One of the many reasons that I wanted to be so public about my experience was in the hopes that others with cases similar to mine might find my blog and read an honest account of what they could expect. Obviously no two people are exactly alike–and I have broken the Hodgkin’s mold in several ways myself through various side effects and complications that I have or have not endured–but I have tried to at least provide an authoritative report of what I’ve gone through.
At the end of May, I received an e-mail from someone who singlehandedly made me glad I’ve been blogging so thoroughly. L is around my age, lives in the same city and was just diagnosed with the same stage of Hodgkin’s after finding a strange lump in her neck that wouldn’t go away. Sound familiar?! It was so gratifying to hear that she randomly happened upon my blog and found it informative, comforting and funny at a time when she was feeling anxious and didn’t know what was on the horizon. I feel blessed to have provided some of the peace of mind for her that I remember seeking so desperately at that time. She recently had her port installed and is doing pretty well after her first chemo treatment, but please keep L in your prayers as she continues her treatment.
Thank you as always for your continued prayers and support. It means so much to me when I talk to people and they say things like, “You’ve got #10 this week, right?” without my even telling them. Your level of personal investment in my situation continues to astound and inspire me. Two to go!
As I’ve mentioned before, I’ll be participating in the American Cancer Society’s Relay For Life event on June 27 for the first time since college. It’s my hometown’s Relay, so I know it’s going to be an extra special day for me and a chance to celebrate the battle I’ve been waging since January and the fact that (by then) I’ll have less than a month until I’m done with chemotherapy! I’m so happy to even be able to type those words!
Since signing up for Relay, I’ve been trying to think of something creative I could do to raise money. I’m not crafty or culinary, so I couldn’t do a bake sale or knit anyone a scarf. I did create some #DownWithLumpy t-shirts ($5 from each purchase goes to my Relay team!), but they’re not selling very well beyond my Mom (who bought 3).
At this point I decided that if I can’t woo potential donors with physical goods, I could at least try to entertain them. A few weeks ago, I realized that when I’m wearing my glasses I bear more than a passing resemblance to my younger brother’s toy Muppet. Being both a professional multimedia producer and a Muppet-lover, I started thinking about how I might use the Muppet to make a video about my cancer treatment. After two evenings of filming and editing, I’m proud to present the following.
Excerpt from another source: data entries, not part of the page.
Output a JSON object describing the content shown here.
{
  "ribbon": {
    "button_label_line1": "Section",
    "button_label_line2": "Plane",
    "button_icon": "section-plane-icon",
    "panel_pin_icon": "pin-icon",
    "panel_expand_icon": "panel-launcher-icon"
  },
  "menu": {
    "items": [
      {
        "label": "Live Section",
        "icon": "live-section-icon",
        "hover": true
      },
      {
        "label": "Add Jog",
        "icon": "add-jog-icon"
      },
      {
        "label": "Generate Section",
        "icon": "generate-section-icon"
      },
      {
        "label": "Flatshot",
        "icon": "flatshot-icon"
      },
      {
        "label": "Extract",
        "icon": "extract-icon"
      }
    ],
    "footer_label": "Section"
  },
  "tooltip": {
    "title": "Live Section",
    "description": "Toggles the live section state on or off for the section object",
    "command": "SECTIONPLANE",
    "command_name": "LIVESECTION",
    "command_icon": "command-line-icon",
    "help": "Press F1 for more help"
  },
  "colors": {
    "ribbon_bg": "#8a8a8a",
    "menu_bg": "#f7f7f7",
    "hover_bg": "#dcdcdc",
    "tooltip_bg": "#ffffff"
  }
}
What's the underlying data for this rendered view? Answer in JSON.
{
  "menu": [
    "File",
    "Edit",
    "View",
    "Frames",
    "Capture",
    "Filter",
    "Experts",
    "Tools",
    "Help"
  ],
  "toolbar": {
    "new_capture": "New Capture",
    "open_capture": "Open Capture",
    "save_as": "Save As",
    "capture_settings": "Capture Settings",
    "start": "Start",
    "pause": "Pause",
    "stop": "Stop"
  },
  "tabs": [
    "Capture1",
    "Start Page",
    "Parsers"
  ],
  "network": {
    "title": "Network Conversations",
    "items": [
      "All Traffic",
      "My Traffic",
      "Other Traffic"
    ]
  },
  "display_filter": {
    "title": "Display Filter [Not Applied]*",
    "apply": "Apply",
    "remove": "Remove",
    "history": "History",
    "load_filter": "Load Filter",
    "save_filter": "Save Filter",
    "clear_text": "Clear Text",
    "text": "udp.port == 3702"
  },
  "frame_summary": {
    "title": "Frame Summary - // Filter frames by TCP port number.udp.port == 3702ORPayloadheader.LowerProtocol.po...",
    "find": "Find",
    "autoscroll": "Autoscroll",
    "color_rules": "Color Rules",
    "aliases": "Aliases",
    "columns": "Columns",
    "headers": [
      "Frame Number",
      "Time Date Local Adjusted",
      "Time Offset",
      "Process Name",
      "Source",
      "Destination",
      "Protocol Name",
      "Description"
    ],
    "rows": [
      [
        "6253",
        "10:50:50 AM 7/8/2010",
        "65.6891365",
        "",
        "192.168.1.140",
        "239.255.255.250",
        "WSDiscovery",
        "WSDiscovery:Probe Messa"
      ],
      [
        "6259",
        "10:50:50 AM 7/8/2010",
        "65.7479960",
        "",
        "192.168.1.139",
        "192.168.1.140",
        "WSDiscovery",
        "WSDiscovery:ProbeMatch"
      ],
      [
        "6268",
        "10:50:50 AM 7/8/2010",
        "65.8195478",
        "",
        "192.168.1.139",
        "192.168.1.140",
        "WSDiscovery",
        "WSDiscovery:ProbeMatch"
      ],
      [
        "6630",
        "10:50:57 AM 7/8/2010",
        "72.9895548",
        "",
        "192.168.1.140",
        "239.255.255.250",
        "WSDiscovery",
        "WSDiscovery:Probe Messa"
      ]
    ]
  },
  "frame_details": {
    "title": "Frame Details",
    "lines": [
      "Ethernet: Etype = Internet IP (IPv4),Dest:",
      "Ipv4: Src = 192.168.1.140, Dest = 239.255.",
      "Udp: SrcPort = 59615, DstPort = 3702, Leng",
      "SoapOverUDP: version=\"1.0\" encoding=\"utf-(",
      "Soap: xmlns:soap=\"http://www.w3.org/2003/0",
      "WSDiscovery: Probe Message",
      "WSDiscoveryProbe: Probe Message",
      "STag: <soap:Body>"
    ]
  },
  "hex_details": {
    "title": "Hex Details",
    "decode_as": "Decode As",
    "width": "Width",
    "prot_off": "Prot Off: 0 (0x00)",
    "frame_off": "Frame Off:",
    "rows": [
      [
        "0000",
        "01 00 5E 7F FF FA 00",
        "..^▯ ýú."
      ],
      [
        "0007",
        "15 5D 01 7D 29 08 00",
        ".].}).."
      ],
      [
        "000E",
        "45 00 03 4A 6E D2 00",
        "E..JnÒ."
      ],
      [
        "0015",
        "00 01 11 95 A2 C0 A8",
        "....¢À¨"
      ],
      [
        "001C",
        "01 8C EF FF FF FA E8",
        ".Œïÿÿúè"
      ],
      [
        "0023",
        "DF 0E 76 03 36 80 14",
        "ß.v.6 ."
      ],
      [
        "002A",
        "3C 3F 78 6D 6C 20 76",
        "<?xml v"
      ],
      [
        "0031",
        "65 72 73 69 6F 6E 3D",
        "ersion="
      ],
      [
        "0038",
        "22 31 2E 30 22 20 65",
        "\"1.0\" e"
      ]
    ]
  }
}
If you’re so inclined, here’s the link to donate. I’m so grateful to the MANY people who have already generously given to our team. Thank you so, so much!
I’d also like to thank Theresa for her help in putting together the video. I couldn’t have done it without her patient videographer skills and co-Muppeteering. She also contributed some crucial comedic scene ideas, like the Muppet wearing a mask and putting on hand sanitizer. Priceless. As usual, she’s my perfect partner in crime.
I’m hoping to write a full Lumpdate soon, but for now I’ll just say that I have been feeling very good during this in-between-chemos week and have been keeping very busy making Muppet movies and doing other (more normal) activities. Thanks for all the continued prayers, well wishes and check-ins. And thanks to Rosie for a special delivery of oatmeal-chocolate chip cookies! The mail has never tasted so good.